Legendary bluegrass singer-songwriter, Peter Rowan is one of this year’s headliners at the 2019 Sisters Folk Festival.

Rowan has a career spanning over five decades, after falling in love with music at a young age.

He has worked with a number of well-known artists and musicians over the years. His most influential early music memory comes from his uncle when he was just six years old. When his family would visit his World War II veteran uncle, they would pass the time in Hawaii playing music. He learned to play the ukulele with his uncle as his first musical instrument at six years old.

Later, his best friend that lived down the street from him in Massachusetts where he grew up started playing and singing duets with him around their neighborhood. Around the time they were young boys, the image of Elvis was beginning to come on the mainstream media, young Rowan seeing flashes of performances and magazine covers as he walked the streets of his hometown near Boston. One day, Rowan and his friend saw an image of Elvis with a Martin D18 guitar over his shoulder, and Rowan thought that he wanted to have the same guitar.

“After that is when I started pursuing guitar more and played in a rock ‘n’ roll band called Cupids, with a six-string electric, while I was still in high school,” he said.

During his youth he saw Joan Baez perform at Harvard Square and found the folk scene of the time.

“I was hanging out with these folk and country bands when I was only 17 years old, and knew that it is what I wanted to do,” he said.

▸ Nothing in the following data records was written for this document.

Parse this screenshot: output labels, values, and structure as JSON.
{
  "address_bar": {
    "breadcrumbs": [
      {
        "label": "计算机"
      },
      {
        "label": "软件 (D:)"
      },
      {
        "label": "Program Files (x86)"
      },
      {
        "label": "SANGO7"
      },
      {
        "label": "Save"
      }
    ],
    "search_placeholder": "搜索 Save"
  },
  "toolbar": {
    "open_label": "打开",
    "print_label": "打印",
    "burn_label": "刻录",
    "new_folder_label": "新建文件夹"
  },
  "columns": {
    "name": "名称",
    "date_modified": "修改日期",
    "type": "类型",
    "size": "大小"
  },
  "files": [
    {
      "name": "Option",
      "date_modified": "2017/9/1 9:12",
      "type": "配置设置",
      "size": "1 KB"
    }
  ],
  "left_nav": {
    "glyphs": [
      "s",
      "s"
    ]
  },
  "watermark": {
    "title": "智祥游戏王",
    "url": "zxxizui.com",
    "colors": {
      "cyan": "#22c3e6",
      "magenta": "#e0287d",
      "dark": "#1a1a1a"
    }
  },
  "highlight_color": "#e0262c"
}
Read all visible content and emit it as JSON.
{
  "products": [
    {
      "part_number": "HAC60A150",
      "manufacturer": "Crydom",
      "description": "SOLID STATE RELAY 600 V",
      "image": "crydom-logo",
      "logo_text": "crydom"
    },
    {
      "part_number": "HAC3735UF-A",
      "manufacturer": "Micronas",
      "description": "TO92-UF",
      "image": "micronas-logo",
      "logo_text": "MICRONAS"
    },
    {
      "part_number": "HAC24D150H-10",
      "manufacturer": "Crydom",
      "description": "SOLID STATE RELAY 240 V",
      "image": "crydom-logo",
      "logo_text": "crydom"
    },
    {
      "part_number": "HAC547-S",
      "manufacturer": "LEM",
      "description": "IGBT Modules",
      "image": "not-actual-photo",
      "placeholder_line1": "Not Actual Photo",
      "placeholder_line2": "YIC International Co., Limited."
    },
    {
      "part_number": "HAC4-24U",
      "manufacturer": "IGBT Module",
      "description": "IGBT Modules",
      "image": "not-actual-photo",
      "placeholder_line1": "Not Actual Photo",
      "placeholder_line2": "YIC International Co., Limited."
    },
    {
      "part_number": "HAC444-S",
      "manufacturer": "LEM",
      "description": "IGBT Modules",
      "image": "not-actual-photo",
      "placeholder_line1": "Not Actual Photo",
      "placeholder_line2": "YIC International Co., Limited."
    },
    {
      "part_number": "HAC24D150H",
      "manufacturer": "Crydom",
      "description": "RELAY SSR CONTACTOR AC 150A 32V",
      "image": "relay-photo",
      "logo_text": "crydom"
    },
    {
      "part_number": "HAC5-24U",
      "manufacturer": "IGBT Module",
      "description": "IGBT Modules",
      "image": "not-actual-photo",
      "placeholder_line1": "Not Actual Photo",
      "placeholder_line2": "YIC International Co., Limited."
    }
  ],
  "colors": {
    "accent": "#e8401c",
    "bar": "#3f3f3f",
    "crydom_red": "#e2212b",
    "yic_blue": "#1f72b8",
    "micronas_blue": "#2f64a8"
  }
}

After his stint in acadamia with three years of college, Rowan fell in love with the music of bluegrass legend Bill Monroe. A few months later, with the help of banjo-player Bill Keith, he was invited to Nashville to audition for Monroe. In 1963, he was hired as rhythm guitarist, lead vocalist and songwriter for Monroe’s band, The Bluegrass Boys.

“He (Monroe) was such a leader and individual, and as a musician he paid attention to every detail and told you exactly how he wanted the music to be and its specific form,” said Rowan.

One of Rowan’s favorite parts of his experience was learning about his own creative powers at a young age while also learning the science behind music.

“I had to find my own ground and creative mind in working with Bill Monroe; some of it was kind of a test all the time so I had to find myself and find my own voice as well,” said Rowan.

Monroe is known for his classic bluegrass sound and autobiographical songs. Rowan and Monroe wrote a song together entitled, “The Walls of Time.”

“That song was about the idea of love beyond death and how bluegrass, contrary to popular belief can tell the story of tragic love,” said Rowan.

“One thing I started to like about the Monroe style was that there was a lot more blues in it than other styles of bluegrass,” Rowan reflected. “It was darker. It had more of an edge to it. And yet it still had the ballad tradition in it, and I loved that.”

After his experiences working with Bill Monroe and The Bluegrass Boys into his 20s, Rowan had a wanderlust to travel across the country. During his travels, he was exposed to various styles of music and other musicians.

His travels landed him in various parts of the country, including in the South, where he met and worked with a number of projects. As stated by his website: “The late ’60s and early ’70s saw Rowan involved in a number of rock, folk and bluegrass projects, including Earth Opera, Sea Train, Muleskinner, and the Rowans, where he played alongside his brothers Chris and Lorin Rowan. After the Rowan brothers disbanded, Peter, David Grisman, Jerry Garcia, Vassar Clements and John Kahn formed a bluegrass band christened Old & In the Way.”

Rowan was working with the Grateful Dead’s Jerry Garcia in 1973 in the band Old & In the Way. The band was known for their bluegrass covers of Rowan’s “Panama Red” and Rolling Stones’ “Wild Horses,” over the years performing gigs around the country and opening for other bands.

“I had done a lot of stuff leading up to the work with Garcia so I had a lot of stuff recorded and ready for use on my own. So, working with Garcia and the rest of the bands was just another way to learn better musicianship and have more experiences out in the world,” he said.

Now his musical journey has led him back to Sisters next weekend.

Tickets and day passes are still available at www.

sistersfolkfestival.org.